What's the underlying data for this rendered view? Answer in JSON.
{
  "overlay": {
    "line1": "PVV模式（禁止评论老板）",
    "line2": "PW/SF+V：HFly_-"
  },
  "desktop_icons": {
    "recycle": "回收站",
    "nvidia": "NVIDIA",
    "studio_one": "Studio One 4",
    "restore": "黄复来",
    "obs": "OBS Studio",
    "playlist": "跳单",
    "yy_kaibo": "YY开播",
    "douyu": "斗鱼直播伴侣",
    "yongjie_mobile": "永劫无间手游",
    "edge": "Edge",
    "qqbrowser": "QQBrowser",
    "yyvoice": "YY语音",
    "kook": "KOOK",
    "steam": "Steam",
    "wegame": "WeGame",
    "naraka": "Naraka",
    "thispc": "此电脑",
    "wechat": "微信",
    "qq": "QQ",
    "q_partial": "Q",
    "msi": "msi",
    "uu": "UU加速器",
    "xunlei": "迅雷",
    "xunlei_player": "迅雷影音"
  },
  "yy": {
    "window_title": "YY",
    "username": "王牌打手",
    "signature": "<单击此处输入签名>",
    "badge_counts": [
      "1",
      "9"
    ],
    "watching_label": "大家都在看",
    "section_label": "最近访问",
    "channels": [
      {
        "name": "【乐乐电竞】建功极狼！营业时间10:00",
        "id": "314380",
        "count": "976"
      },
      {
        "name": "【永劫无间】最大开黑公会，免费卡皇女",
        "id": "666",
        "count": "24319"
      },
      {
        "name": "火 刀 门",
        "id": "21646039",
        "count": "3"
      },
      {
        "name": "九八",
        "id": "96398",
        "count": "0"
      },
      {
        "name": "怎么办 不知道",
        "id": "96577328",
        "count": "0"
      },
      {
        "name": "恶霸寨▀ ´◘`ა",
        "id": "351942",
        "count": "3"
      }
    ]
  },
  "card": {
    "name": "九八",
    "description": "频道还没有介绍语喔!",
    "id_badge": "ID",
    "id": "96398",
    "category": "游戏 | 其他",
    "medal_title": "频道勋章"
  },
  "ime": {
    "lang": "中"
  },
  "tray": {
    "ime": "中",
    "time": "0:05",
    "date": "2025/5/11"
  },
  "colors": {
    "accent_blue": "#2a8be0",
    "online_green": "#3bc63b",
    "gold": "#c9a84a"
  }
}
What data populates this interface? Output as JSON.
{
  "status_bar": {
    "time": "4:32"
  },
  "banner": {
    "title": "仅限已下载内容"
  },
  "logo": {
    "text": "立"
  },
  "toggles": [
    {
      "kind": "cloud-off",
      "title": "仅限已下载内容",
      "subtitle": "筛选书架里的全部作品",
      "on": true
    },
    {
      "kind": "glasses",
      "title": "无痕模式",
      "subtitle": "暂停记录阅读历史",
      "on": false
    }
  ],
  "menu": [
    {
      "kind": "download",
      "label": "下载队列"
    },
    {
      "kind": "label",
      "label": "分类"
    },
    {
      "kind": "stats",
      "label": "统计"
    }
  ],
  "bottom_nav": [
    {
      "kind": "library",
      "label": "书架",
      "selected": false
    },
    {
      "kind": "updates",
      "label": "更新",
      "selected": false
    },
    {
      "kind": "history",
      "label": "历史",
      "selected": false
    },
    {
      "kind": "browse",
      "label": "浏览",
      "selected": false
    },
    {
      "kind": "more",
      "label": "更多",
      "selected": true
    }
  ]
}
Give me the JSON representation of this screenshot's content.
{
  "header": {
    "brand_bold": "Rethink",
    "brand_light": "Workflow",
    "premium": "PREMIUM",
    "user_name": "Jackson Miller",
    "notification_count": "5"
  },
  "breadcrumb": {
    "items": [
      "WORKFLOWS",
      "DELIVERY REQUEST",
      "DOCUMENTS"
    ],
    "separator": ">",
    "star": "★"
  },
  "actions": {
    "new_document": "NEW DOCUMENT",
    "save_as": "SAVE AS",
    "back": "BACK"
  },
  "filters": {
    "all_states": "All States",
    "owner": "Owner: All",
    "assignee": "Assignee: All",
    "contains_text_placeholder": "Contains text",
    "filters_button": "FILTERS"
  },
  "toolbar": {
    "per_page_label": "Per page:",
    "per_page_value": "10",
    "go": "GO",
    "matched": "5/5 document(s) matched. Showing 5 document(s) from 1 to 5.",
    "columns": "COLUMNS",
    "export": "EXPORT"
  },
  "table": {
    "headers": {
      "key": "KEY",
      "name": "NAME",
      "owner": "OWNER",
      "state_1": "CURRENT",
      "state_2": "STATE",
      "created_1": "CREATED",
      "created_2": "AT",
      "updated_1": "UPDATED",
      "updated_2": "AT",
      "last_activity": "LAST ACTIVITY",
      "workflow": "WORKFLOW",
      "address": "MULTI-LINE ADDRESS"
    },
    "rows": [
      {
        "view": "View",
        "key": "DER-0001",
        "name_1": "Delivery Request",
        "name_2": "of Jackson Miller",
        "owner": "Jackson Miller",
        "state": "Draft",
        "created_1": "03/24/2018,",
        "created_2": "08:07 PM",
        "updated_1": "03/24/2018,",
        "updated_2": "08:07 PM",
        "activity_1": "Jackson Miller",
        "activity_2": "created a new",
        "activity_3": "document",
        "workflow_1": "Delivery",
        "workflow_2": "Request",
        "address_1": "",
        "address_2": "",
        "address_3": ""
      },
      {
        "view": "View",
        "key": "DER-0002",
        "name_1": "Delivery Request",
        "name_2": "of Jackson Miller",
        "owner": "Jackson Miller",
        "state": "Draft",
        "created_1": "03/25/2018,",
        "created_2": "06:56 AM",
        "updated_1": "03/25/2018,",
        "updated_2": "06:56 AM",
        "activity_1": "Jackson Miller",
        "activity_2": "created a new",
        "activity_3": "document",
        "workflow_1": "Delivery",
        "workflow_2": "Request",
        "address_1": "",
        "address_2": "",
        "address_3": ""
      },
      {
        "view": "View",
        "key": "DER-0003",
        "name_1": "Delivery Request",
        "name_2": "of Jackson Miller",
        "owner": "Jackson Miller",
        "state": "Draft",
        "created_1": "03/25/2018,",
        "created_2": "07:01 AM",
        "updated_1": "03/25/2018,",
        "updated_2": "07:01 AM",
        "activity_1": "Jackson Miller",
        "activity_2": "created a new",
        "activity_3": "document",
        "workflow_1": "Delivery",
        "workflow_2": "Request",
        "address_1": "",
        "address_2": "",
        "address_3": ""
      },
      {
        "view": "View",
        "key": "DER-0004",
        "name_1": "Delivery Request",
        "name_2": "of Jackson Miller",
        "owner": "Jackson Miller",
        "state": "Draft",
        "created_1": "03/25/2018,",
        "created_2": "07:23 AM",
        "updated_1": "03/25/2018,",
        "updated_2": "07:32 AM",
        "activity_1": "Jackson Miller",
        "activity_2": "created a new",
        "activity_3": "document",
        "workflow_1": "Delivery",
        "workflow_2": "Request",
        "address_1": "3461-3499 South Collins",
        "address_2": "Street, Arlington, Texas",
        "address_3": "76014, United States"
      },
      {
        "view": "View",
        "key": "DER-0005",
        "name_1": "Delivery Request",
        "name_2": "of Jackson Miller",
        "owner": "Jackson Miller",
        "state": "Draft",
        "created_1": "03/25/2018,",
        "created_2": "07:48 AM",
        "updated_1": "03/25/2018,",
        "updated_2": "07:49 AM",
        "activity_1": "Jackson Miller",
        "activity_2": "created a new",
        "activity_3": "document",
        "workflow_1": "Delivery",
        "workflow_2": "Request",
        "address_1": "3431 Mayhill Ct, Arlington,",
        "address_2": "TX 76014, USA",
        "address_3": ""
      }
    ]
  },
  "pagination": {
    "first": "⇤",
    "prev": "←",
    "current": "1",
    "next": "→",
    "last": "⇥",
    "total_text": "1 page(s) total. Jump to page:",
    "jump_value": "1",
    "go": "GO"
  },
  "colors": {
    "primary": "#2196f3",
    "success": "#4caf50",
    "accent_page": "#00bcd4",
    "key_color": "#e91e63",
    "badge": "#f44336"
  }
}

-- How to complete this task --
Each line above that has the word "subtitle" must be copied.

-- Result of the task --
      "subtitle": "筛选书架里的全部作品",
      "subtitle": "暂停记录阅读历史",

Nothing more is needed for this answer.